It's odd that Johnetta "inspired a generation of black women" Cole's body would represent residuals of oppression or the pale face of sweet voiced Ms. Cleage author of some serious work. It's confusing that these same women's fair complexions would symbolize a seldom talked about privilege, would represent exclusion in one of its most insidious forms in the supposed realm of avant guard, the domain of the professed intellects: the academy, the arts.

"It's this 1 thing my soul may be feelin'"

My favorite writer is Gwendolyn Brooks. Lithe lyricist, patient poet, word wizard, and brilliantly, Yes!, unmistakably black woman. I guess she is my lily in the valley, my dark star. A women who wrote the unmistakably black women, so overlooked, but far from tragic into her own heart wrenching work.

mercredi, février 02, 2005

Dream Sequence I:The Phantom Menace

What if I punctuated every utterance with: "I'm from Seattle" or "I went to Spelman" or "I once lived in Hong Kong" or "My father isn't speaking to me" or "My mother and I argued two nights ago" or "My mama always calls me when I'm at the club" or "I REALLY love my Mama" or "My sister holds me down" or "I bathe every night" or "I battle fear each dawn" or "I am silent more often than I am honest" or I am not angry" or "I am disheartened by 2 dear friends" or "I see insecurities like Haley Joel Osment saw the dead" or "I love to laugh" or "I hate to smile"? Would you know where I am or even where I am coming from?
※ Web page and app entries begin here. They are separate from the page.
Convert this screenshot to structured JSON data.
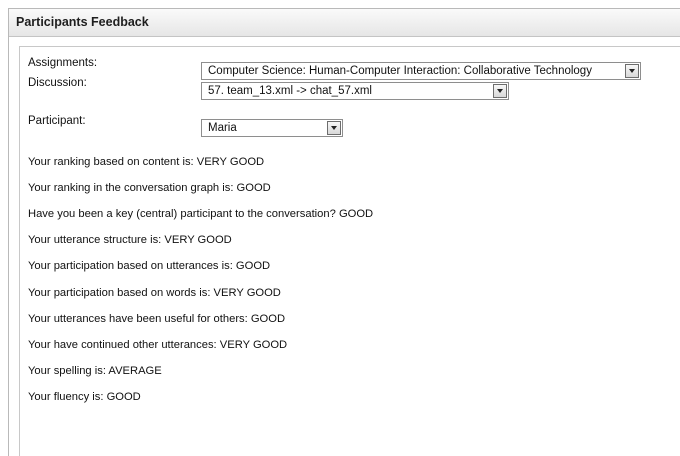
{
  "window": {
    "title": "Participants Feedback"
  },
  "form": {
    "assignments_label": "Assignments:",
    "assignments_value": "Computer Science: Human-Computer Interaction: Collaborative Technology",
    "discussion_label": "Discussion:",
    "discussion_value": "57. team_13.xml -> chat_57.xml",
    "participant_label": "Participant:",
    "participant_value": "Maria"
  },
  "feedback": [
    "Your ranking based on content is: VERY GOOD",
    "Your ranking in the conversation graph is: GOOD",
    "Have you been a key (central) participant to the conversation? GOOD",
    "Your utterance structure is: VERY GOOD",
    "Your participation based on utterances is: GOOD",
    "Your participation based on words is: VERY GOOD",
    "Your utterances have been useful for others: GOOD",
    "Your have continued other utterances: VERY GOOD",
    "Your spelling is: AVERAGE",
    "Your fluency is: GOOD"
  ],
  "icons": {
    "dropdown": "chevron-down-icon"
  }
}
If my words are not enough, are my actions? If so, what if no one is looking. Does my story end there? Does it ever begin?

What happens when you run out of words to say? Do you dry up like a raisin in the sun? Or fester like a sore--and then run? Do you stink like rotten meat? Or crust and sugar over--like a syrupy sweet. Maybe you just sag like a heavy load. Or do you explode?

J "Invoking the dearly departed Langston Hughes on a banal work day" B

Happy Black History Month!

More on the BS that was Unforgiveable Blackness later.

mardi, février 01, 2005

O-Dub is chillin'

What more can I say? Well I have already linked the audioblogs listed in this article to my blogroll so they got top billin' in my book. This is pretty fresh!

"The more I smoke the smaller the Philly gets"

So I interviewed 112 today and I was really impressed with them and their integrity as artists. Real cool dudes. I remember seeing them with Matt, Shaun and L'Erin at the BET Phat Hip Hop Concert at the Tacoma Dome. I think it was '95. I probably have a ticket stub and one of those overpriced glossy souvenir photo booklets of Mary and Biggie somewhere in my childhood lair if my mama hasn't thrown my stuff out as she threatens every year. Anyway, Adina Howard opened up followed by The Luniz I think (aside-why are L and I the only ones who know that "I Got Five On It" in accordance with the great African American tradition is call in response. Some folks say "I Got Five On It" while some other folks respond "BEEYATCH" before coming together to proclaim "Grab your 40. Let's get keyed!"
As I was saying: Lil' Kim performed, so did Mary J. Blige, I think Naughty By Nature was there and Jodeci and of course Total. All I can say was that was a concert for all concerts.

Jalylah "Back in the day when I was young I'm not a kid anymore but somedays I sit and wish I was a kid again" Burrell